Georg Cantor has showed there are more real numbers than natural numbers in his diagonal argument. Assuming that two sets have the same size if we can make a pair up elements from set A with elements from set B. Now if we make a list of natural numbers, then no matter what list of real numbers we provide, there will always be another number that's not on the list (created by adding '1' to diagonal of the list, for example).
Now, it's a proof that there are more reals. But what if I told you, before Cantor, that there are equally many reals and natural numbers, because we can make a list of natural numbers and assign a real number to each natural number? I will tell you, look, it can't be the case there are more real numbers, because there are infinitely many nautral numbers and you will never run out of natural numbers to pair them up with real numbers!
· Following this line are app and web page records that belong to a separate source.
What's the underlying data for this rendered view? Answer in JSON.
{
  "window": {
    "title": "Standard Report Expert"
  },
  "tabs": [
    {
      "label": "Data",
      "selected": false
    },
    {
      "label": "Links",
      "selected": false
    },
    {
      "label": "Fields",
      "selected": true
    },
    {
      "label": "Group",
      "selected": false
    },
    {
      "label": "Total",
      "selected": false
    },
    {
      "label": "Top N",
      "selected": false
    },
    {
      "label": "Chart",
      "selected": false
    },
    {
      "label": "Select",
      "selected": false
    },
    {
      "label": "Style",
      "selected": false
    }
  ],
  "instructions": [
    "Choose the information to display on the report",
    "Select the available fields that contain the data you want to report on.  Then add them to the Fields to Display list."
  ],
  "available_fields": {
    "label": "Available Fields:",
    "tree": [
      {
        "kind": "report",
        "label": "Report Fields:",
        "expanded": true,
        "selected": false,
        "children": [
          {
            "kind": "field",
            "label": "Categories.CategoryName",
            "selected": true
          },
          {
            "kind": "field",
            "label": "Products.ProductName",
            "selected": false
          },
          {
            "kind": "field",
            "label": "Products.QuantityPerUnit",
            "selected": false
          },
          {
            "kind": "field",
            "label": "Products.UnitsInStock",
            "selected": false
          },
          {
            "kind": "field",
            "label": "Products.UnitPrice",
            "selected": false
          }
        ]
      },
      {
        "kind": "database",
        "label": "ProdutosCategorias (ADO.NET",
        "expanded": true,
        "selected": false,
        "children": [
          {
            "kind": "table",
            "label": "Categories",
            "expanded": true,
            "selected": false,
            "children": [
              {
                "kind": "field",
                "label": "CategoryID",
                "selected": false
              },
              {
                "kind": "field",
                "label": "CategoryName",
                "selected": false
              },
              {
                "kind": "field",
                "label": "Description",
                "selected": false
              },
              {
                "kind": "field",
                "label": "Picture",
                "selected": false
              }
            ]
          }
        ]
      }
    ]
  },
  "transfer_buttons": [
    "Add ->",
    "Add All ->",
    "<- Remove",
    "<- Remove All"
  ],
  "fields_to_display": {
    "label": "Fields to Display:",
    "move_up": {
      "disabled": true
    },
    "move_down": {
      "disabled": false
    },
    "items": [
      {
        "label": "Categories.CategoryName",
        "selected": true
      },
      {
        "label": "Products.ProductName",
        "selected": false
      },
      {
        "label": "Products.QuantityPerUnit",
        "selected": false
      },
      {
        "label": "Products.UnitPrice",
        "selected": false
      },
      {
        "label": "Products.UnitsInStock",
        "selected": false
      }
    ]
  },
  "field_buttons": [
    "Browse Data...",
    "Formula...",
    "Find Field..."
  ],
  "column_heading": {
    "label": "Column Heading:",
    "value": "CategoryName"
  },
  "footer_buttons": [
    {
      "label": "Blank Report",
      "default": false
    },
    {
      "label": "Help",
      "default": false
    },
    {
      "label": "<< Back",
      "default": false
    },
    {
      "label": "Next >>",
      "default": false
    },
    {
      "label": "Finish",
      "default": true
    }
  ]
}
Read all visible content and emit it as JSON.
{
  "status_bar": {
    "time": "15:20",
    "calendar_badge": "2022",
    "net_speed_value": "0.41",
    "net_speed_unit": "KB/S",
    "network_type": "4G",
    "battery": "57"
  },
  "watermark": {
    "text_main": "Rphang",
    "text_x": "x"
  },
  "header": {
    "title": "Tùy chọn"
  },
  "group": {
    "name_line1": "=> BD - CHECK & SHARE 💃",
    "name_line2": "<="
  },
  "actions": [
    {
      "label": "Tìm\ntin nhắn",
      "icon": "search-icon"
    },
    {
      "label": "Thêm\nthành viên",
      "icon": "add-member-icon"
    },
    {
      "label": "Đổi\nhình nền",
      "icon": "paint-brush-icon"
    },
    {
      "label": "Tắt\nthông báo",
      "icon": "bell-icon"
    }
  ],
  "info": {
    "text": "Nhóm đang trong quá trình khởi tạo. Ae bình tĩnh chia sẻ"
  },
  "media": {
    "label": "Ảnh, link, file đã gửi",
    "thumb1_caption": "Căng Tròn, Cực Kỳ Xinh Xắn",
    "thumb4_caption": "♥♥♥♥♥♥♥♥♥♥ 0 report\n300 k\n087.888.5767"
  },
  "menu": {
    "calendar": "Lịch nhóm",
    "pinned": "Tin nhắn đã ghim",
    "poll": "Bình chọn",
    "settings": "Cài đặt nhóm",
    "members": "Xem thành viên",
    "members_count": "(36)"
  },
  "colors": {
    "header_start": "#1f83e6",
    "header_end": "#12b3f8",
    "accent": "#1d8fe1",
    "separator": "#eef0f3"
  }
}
Would it be considered a valid proof? Actually, wasn't it considered a valid proof until Cantor came up with his theory? What if there are other such theorems in mathematics commonly believed to be true, with accepted proofs, and some day someone will come up with a counterexample, disproving them? Does it mean we can never be sure if a mathematical proof is valid?